Pictures and news are coming out of California that I never thought I’d see again: lines of people making a run on a bank—a formerly big bank—in a panic about their money. The police were called in as balances and interest disappeared and answers didn’t come fast enough.
Granted, we have a ways to go when it comes to the repercussions of the mortgage lending mess, but we, as depositors, have control over one thing: where we put our money. If you have an account with FDIC insurance, you should never be in a line at the bank to pull your money. Here’s a walk-through of how you can make sure your money is safe:
1) Confirm that your deposits and banking institution has FDIC insurance. If you’re not sure, head to FDIC.gov and check.
2) Know that FDIC insurance is aggregate—meaning, it’s not $100,000 of insurance on each your checking and savings accounts but your holdings as a whole. To find out which of your accounts is insured, and which is not, use the FDIC’s EDIE tool.
3) Know the guidelines: Insured up to $100,000 = savings, checking, CDs, trusts. Insured up to $250,000 = Individual retirement accounts (IRAs) which include 401(k)s, 403(b)s and Roths. NOT insured = investments such as stocks, bonds, mutual funds, life insurance and annuities.

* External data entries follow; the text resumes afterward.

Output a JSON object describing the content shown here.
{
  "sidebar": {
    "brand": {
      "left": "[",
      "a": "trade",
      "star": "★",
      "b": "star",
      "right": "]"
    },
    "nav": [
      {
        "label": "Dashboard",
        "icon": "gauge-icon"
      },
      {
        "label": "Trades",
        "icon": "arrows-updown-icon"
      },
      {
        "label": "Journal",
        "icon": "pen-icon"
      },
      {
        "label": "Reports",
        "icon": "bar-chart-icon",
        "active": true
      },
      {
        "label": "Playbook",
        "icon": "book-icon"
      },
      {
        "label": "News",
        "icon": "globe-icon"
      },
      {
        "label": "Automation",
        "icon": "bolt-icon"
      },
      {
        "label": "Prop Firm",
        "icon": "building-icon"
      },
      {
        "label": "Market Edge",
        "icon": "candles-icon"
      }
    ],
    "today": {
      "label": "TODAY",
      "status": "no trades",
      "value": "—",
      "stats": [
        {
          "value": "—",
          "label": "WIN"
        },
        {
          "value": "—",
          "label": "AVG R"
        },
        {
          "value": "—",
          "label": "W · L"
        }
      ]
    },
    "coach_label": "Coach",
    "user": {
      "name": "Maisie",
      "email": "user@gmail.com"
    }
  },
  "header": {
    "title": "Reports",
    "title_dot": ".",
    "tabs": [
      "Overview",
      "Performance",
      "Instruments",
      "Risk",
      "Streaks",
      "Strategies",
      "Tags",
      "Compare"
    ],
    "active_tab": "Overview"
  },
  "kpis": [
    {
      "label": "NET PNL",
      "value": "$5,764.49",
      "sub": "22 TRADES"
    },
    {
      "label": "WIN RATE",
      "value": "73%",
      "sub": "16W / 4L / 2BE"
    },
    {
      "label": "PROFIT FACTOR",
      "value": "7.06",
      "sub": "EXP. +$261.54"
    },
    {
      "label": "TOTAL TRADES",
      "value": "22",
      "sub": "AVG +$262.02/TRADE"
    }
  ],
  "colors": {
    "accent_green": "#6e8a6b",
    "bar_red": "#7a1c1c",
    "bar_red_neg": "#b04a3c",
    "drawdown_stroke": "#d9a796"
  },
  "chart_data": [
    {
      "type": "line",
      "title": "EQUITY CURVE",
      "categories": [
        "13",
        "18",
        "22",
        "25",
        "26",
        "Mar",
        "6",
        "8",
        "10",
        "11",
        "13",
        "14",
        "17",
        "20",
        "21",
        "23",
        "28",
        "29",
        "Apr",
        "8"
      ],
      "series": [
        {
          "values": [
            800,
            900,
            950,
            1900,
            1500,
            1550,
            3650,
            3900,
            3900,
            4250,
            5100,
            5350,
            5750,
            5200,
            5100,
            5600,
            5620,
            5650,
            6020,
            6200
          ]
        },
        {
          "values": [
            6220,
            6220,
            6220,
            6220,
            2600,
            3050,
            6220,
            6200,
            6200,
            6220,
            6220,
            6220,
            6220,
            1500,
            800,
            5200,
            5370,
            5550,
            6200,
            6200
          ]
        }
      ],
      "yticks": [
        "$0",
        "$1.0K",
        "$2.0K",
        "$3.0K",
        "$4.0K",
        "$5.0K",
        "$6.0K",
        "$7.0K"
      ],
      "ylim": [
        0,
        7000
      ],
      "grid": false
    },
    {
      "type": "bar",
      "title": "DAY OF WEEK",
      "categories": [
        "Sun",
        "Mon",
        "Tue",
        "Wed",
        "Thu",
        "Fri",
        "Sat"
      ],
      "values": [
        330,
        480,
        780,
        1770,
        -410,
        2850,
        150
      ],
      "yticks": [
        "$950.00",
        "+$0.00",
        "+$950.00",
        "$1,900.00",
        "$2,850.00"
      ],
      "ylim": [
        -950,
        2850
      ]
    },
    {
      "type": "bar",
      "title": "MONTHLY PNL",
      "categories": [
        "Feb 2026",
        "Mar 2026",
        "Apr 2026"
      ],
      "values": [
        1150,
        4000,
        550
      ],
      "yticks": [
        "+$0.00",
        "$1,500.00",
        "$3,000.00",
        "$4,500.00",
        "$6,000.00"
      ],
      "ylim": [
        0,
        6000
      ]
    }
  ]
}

If you have more than the insured limit at a bank or institution, spread your money around between banks such as $90,000 at Bank G and $40,000 at Bank B, etc.
Some folks who made a run for their insured money at IndyMac couldn’t get it all out within a day or so but they will. It is insured. That’s why the FDIC was formed after the Depression—to protect our funds. Banks may do funny stuff (subprime lending, for example) that has an effect they didn’t plan for, but we can make sure that we don’t give them our business beyond what is insured.